'website': ' ',
'city': ' Menlo Park ',
'time_zone': ' America/Los_Angeles ',
'longitude ':' -122.1781 ',
'latitude': ' 37.459 ',
'country_code': ' US ',
'country_name': ' United States ',
'continent': ' NA '
'website': ' ',
'city': ' Kensington ',
'time_zone': ' America/New_York ',
'longitude ':' -80.948 ',
'latitude': ' 40.7212 ',
'country_code': ' US ',
'country_name': ' United States ',
'continent': ' NA '
'website': ' ',
'city': ' None ',
'time_zone': ' Europe/Dublin ',
'longitude ':' -6.2597 ',
'latitude': ' 53.3478 ',
'country_code': ' IE ',
'country_name': ' Ireland ',
'continent': ' EU '

I looked a bit more into facebook because I remembered some article I read about its European data centers, based in Ireland.

Three first accurate positions I could map, see:

Then I tested all the potential country extensions for facebook urls, using the Country code top-level domains list from wikipedia [1]. Some things are very interesting about this list. For instance the fact that .su (Soviet Union) is still in use. I exported all the relevant data for the existing domains as a json file for quick mapping.

A lot of interrogation marks there:

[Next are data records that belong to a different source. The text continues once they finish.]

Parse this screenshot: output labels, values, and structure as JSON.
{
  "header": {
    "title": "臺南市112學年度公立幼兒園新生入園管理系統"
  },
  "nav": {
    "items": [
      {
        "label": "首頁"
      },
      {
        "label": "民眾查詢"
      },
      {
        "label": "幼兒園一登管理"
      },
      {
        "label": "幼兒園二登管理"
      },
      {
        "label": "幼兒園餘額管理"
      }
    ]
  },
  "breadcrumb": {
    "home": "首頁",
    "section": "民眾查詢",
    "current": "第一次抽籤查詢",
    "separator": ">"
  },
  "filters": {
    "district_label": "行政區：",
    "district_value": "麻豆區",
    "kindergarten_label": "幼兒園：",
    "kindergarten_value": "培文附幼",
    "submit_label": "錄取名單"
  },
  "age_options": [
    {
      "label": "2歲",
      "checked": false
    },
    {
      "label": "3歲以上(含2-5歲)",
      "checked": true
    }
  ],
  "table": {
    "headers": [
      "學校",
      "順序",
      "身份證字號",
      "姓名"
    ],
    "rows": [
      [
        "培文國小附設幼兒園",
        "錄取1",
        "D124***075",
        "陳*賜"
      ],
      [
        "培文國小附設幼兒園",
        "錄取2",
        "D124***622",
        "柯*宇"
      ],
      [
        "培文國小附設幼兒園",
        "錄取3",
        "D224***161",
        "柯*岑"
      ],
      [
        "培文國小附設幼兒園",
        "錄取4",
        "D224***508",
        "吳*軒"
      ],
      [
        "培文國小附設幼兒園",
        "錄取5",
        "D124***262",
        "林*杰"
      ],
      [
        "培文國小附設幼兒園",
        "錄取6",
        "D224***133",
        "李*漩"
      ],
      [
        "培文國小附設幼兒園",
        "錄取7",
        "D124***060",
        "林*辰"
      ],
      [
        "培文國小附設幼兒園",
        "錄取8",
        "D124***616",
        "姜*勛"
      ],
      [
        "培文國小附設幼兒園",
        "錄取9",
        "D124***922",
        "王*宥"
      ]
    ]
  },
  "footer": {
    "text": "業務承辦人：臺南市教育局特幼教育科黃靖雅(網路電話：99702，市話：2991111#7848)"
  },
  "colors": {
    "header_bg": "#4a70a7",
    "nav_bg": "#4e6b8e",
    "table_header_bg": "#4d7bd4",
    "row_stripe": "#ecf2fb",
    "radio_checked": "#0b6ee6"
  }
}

What was interesting to me was that, when ever a URL would get located on its own in a country outside the USA's borders, it would look like an anomaly, and mostly confirmed not belonging to Facebook. In other words, the geo-checking of facebook urls enabled me to identify the domain's owner identity.

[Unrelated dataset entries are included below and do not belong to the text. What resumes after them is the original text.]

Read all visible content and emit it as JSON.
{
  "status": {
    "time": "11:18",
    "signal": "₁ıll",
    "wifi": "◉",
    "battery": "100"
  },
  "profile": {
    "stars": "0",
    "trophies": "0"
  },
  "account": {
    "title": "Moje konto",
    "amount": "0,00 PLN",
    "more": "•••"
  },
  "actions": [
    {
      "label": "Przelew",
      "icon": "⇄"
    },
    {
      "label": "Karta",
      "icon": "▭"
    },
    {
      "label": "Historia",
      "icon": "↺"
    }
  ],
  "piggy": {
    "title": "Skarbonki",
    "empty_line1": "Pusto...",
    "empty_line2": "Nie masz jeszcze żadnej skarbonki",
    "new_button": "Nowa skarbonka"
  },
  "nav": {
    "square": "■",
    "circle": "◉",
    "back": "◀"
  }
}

I also exported the Libre Calc spreadsheet[2] as a csv for d3.js experiments.


Here it is :